School program highlights social-emotional learning in the classroom
Schools Chancellor Richard Carranza visited the Brooklyn Academy of Global Finance Thursday to highlight efforts being made in restorative justice and social-emotional learning.
This is an initiative to put communication at the forefront. Students come together weekly for a restorative circle--a group session allowing students to discuss what's on their minds, in order to overcome conflicts.
"We work to problem-solve different situations that they might be having as students and learn about how to deal with social-emotional issues. I've definitely seen a change in - they're more willing to come to me if they are having a problem so that I have less outbursts in my classroom," said teacher Catherine Devine.
The goal of the initiative is also to make problem-solving a priority among students. This is in an effort by the city to proactively prevent bigger issues down the line.
"The numbers of suspensions, the numbers of superintendent suspensions, which are an indicator of a more serious infraction, have plummeted at this school because students have a way to talk about and resolve their issues," said Carranza.

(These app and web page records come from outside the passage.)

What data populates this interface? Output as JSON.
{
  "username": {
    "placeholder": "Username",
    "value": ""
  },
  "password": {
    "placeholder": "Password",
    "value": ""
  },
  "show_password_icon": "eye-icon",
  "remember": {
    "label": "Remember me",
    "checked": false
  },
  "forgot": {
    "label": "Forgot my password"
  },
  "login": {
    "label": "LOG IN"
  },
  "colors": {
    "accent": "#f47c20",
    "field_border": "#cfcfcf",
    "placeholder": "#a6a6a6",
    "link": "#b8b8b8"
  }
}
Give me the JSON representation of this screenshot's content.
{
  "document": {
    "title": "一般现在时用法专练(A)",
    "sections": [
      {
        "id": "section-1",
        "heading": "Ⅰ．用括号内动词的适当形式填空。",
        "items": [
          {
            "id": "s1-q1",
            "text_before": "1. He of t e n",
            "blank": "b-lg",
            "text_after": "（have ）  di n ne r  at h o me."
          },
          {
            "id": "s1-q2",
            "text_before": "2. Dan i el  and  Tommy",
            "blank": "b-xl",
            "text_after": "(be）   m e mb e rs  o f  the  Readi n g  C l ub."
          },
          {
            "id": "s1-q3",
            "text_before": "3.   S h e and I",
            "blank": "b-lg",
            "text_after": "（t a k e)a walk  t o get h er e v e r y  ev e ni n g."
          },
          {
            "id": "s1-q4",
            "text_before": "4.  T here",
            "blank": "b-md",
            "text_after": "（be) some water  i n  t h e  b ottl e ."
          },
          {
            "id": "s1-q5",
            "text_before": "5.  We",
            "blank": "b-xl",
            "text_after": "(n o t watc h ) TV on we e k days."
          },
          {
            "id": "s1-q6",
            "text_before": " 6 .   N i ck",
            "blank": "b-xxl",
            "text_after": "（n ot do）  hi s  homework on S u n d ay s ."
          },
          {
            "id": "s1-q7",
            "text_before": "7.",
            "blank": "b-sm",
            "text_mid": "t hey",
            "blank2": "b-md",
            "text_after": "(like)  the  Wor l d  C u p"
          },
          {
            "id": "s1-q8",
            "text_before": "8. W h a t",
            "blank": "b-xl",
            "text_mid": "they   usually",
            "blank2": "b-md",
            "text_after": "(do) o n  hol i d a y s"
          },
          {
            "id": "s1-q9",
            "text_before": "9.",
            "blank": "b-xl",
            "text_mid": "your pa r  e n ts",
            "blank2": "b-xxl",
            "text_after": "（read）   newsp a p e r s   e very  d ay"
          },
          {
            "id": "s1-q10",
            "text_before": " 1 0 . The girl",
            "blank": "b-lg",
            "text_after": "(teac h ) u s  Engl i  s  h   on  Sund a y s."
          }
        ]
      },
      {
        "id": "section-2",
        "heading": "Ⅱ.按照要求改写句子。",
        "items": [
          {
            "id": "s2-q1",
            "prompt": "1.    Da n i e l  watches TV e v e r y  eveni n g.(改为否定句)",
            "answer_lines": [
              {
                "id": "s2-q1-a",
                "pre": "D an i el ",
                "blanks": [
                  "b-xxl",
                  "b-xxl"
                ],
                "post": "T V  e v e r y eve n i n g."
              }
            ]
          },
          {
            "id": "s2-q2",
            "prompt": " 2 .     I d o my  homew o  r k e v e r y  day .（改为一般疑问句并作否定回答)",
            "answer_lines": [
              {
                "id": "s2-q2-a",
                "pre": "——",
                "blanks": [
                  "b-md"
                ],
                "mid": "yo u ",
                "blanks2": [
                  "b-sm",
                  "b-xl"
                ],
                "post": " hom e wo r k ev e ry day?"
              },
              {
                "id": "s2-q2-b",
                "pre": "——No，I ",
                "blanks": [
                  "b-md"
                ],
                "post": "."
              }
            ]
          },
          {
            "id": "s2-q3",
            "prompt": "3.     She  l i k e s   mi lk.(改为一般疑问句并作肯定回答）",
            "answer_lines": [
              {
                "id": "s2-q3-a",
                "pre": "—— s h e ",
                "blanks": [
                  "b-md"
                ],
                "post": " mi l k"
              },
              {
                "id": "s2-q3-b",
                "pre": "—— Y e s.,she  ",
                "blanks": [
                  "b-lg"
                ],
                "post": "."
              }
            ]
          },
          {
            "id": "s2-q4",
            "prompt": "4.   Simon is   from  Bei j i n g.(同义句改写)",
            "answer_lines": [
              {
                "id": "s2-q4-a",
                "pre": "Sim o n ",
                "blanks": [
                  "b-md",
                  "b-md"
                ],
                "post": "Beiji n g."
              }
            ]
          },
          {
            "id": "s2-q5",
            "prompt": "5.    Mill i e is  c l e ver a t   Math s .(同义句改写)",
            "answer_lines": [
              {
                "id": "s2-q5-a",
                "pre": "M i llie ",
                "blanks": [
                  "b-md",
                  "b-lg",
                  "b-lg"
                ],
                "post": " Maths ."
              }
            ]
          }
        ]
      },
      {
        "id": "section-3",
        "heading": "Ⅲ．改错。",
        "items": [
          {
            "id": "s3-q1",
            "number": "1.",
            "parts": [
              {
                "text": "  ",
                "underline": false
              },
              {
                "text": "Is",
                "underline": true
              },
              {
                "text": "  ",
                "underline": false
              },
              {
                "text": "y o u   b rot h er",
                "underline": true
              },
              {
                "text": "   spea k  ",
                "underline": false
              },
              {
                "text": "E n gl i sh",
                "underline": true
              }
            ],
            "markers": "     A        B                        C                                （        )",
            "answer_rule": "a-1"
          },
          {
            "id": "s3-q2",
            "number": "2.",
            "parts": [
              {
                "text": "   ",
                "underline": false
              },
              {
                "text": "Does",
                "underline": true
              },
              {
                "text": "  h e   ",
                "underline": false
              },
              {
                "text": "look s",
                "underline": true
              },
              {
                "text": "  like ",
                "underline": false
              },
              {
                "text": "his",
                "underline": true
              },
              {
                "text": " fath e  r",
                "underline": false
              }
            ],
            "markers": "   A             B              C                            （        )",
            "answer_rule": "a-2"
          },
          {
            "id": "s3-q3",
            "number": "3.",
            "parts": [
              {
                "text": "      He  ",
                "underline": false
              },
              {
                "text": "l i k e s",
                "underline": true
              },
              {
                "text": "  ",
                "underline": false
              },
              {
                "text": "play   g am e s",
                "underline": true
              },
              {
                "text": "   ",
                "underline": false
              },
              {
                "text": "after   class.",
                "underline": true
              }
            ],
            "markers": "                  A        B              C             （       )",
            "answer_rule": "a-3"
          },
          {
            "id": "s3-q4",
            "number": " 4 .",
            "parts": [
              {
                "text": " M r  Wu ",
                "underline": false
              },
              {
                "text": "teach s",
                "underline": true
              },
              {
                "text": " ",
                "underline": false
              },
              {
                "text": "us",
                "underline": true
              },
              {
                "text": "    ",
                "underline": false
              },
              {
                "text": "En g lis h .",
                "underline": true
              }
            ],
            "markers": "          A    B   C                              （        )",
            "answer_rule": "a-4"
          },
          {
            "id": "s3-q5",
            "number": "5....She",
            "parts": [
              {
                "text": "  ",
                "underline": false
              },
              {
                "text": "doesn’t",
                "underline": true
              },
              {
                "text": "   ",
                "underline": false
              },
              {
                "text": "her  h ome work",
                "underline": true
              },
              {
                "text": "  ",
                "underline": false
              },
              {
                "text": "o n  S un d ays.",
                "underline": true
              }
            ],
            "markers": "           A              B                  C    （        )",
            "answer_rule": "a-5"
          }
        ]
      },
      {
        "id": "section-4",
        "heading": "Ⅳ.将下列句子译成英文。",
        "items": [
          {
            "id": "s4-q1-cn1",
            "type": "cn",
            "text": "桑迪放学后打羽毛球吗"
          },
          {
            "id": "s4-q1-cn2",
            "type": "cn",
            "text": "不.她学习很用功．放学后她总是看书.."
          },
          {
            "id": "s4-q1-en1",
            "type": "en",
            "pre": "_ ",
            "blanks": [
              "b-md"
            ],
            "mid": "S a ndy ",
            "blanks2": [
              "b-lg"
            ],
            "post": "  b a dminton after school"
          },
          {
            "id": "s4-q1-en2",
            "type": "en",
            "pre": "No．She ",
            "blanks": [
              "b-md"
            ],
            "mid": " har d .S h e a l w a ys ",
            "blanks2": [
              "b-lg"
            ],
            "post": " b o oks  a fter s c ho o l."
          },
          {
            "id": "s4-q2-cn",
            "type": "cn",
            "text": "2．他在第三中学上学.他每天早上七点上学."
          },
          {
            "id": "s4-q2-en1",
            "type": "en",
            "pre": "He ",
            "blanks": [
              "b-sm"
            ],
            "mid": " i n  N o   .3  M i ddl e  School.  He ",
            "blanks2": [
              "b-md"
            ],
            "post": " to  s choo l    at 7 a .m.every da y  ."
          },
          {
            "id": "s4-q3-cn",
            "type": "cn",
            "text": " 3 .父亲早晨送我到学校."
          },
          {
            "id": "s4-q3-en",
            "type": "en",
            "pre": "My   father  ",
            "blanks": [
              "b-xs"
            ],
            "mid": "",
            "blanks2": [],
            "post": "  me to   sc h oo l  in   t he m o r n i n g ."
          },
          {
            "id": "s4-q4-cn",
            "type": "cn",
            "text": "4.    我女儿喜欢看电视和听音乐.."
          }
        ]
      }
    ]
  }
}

As for students who may not get to express their emotions often, teachers say the restorative circle serves as an outlet for students, who are in turn, more productive throughout the week.
Carranza says thousands of students participate in the restorative justice program, but that he's hoping to expand the program to every school in the city.